THAT inimitable Cork raconteur Niall Toibin told a story about delivering one of his hilarious monologues at Kevin Moran’s testimonial dinner in Dublin’s Burlington Hotel.
“After I had done my stint,” recalled Toibin, “I went to our table, at the head of which was one Jack Charlton.”
Also seated nearby was Dublin GAA legend Paddy Cullen, who whacked Toibin on the back.
“I never laughed so much, Cullen told the Corkman. “I was in stitches. I never took my eyes off Jack Charlton. He didn’t understand one bloody word you said.”
The irony is that had Geordie Charlton delivered a speech, then Toibin would probably have been equally baffled!
The other week, Charlton, like Toibin, went to his eternal reward, mourned as much in Ireland as he was in his native England.
Nobody could deny that the great man spoke our language here on this island, even if the swift patter of a Cork comic might have passed him by...
It’s hard to imagine now — and almost impossible to convey to someone under the age of 25 — how bad relations were between the UK and Ireland when Charlton was appointed Ireland manager in 1986. Think of the antagonism over Brexit and times it by 10.
The surprise isn’t that Irish people protested at the appointment of Big Jack, it was that the protests weren’t much larger.
True, after years of hostility between Charles Haughey and Margaret Thatcher, the latter had signed up to the Anglo-Irish Agreement, with Garret Fitzgerald, a few months before Charlton took over the boys in green.
But the Agreement did not last and the murders, terror attacks and collusions continued all the way through Charlton’s reign.
A few days after he resigned, early in 1996, the IRA bombed London Docklands, marking the end of a 17-month ceasefire.
Despite this background of constant animosity between the country of his birth and the country of the soccer team he managed, Charlton achieved something remarkable — completely aside from all his towering on-the-field glories.
Off it, he embodied something that English people badly needed at that time — he proved to those Irish who needed convincing that the old enemy indeed had some sound-out people; that we weren’t all that different after all; there was always more that united us than divided us.
As a young man growing up in an Irish second-generation family in north-west England at that time, I witnessed the joy that Charlton gave to the Irish diaspora — as well as to the Irish here — which at times bordered on the euphoric and it made the heart glow.
Big Jack would have scoffed at the thought, being a humble sportsman without a political bone in his body, but he became a symbol of healing unity between the two nations at a time of great division.
The Irish had plenty of prominent people living and working in England in the 1980s who were doing a great job selling a concept of Irishness away from the bombs and deaths — the likes of Terry Wogan, Dave Allen and Eamon Andrews — but England had nobody doing the same here.
Charlton, in that unassuming, unknowing way of his, filled that gap.
In the wake of his death, many people drew similarities between the man and the Irish people.
Yes, there were some shared traits — a fondness for a jar, a hard exterior that belied a misty-eyed, emotive, sentimental interior, an anti-establishment ethos that came with a deep disdain for authority.
Charlton was a grafter, too, hands like shovels, with the build of a farmer.
It’s also true that the north-east of England and Ireland share working class roots and traditions — but they assuredly don’t have sole rights to them.
I felt many of these comparisons were strained.
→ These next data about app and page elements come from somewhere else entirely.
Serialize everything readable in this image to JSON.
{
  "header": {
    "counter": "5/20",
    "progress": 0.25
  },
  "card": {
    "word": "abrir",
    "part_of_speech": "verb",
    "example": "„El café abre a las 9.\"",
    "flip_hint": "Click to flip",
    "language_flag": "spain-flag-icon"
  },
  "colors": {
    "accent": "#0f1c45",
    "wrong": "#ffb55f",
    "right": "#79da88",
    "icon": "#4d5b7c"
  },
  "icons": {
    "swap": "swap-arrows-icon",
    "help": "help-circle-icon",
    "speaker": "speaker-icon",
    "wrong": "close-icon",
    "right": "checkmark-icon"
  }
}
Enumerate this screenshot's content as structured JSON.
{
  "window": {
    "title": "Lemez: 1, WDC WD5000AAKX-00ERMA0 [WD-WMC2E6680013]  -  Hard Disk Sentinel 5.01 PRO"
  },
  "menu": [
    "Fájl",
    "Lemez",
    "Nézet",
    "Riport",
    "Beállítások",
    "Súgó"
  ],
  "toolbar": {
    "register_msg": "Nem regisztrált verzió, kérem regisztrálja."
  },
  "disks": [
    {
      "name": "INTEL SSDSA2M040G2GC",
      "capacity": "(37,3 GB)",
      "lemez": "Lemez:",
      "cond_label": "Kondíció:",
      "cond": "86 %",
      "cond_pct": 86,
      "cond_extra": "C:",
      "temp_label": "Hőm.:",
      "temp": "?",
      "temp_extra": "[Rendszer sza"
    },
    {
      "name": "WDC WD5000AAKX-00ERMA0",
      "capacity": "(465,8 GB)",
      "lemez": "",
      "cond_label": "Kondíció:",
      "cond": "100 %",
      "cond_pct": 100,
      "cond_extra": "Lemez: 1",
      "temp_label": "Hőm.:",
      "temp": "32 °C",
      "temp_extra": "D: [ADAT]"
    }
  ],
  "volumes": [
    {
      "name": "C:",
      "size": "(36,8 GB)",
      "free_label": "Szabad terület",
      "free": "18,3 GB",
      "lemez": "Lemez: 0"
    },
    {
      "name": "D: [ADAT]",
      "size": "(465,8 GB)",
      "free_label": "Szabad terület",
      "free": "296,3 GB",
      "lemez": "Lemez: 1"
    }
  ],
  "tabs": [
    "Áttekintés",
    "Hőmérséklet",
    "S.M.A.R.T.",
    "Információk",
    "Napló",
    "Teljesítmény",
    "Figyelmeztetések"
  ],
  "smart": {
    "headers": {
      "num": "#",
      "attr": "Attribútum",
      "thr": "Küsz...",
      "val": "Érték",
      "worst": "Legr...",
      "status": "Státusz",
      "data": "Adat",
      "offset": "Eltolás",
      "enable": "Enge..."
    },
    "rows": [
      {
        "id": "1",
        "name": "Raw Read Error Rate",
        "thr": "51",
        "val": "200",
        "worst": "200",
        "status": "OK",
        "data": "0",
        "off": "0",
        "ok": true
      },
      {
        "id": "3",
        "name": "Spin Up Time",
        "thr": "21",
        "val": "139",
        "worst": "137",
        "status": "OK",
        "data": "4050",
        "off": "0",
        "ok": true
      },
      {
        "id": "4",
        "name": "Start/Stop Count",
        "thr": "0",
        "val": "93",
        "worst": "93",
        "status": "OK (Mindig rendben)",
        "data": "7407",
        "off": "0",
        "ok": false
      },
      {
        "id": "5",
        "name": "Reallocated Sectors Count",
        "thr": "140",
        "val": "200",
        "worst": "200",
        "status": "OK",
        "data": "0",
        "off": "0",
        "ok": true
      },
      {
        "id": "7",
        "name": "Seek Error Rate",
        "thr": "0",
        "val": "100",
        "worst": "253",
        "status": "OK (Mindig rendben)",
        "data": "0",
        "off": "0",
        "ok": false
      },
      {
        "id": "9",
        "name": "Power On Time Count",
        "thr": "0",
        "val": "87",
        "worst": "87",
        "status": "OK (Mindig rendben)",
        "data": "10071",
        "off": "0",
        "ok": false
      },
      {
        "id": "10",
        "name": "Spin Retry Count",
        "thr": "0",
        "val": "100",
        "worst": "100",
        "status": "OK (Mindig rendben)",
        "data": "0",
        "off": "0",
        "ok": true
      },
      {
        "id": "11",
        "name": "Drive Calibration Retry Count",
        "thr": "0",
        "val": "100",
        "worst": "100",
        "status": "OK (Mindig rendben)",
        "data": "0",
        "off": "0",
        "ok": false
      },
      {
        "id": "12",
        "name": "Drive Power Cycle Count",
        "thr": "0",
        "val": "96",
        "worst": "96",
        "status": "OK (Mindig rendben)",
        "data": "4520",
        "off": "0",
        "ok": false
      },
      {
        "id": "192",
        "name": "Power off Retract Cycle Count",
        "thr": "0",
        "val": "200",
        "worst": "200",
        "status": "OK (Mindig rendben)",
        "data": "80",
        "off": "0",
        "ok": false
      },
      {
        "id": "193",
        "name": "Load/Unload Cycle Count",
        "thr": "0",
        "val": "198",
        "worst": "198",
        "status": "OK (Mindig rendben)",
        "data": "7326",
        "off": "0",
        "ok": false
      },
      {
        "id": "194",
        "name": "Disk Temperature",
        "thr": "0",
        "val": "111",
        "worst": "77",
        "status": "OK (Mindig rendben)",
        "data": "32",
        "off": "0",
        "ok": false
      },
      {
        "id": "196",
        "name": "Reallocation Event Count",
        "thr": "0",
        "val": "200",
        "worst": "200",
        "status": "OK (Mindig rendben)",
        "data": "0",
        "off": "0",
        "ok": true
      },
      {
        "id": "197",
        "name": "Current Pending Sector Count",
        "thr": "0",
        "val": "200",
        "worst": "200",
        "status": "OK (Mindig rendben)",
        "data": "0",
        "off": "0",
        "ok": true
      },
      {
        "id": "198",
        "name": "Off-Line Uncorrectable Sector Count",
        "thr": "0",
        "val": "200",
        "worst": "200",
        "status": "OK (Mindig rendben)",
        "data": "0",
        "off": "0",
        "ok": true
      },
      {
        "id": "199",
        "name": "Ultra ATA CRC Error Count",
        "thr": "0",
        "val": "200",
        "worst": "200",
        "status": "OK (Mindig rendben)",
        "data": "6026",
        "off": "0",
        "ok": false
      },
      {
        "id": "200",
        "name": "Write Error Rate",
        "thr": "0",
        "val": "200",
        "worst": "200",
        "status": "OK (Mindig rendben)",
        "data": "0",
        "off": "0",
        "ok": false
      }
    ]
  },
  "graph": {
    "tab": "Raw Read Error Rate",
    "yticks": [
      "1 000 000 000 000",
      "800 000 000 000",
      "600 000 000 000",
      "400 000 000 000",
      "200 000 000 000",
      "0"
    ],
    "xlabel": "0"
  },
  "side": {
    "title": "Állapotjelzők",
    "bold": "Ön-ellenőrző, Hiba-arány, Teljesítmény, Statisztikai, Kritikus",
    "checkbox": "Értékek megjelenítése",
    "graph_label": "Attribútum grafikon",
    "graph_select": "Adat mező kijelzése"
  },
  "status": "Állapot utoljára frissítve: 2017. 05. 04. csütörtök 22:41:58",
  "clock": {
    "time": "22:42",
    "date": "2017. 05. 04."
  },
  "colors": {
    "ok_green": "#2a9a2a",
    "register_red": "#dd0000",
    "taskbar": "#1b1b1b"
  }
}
Big Jack was no more Irish than any English tourist.
Besides, it would be doing him and the unity he achieved a disservice if we tried to put all his success down to the fact he was one of ‘us’, an honorary Irishman, after all.
Why try to shoe-horn the man — and the Geordie people — into an Irish straitjacket?
In many ways, Charlton was as quintessentially English as he was quintessentially Geordie. Better for his legacy to celebrate that, than to celebrate him as an adopted Irishman, pretending that ‘Sure, he was one of us all along’.
To do that would not be fair on England, taking one of its favourite sons and anointing him as Irish, just to avoid praising to the hilt one of the ‘enemy’.
All that said, it’s true that folk from the north-east of England are a tribe apart — a trait exacerbated by their remoteness.
Not for nothing do their people call themselves the Geordie Nation. My home town lies between Liverpool and Manchester in what I call north-west England.
But when I tell a Geordie I am from ‘the north’, they heap scorn on me and tell me I am actually from the midlands, which, to my knowledge, is 100 miles away in Birmingham!
No true northerner in England wants to be dismissed as a fakir from the Midlands — worst of all would be to be tainted as a ‘southern softie’!
But the Geordies don’t go seeking allies — they are an independent bunch. Perhaps that is down to their Viking breeding.
Studies have shown the Norse gene is prevalent in the north-east of England while the rest of the country’s genes owe more to Anglo-Saxon invaders.
Maybe that is why Geordies are so liked across England’s regions — even if their thick accent makes them hard to understand!
Any Englishman will tell you that Geordies are, by and large, salt of the earth, straight-talking people. Jack Charlton was typical of his tribe.
A man of the people, of both England and Ireland, who achieved so much. May he rest easy.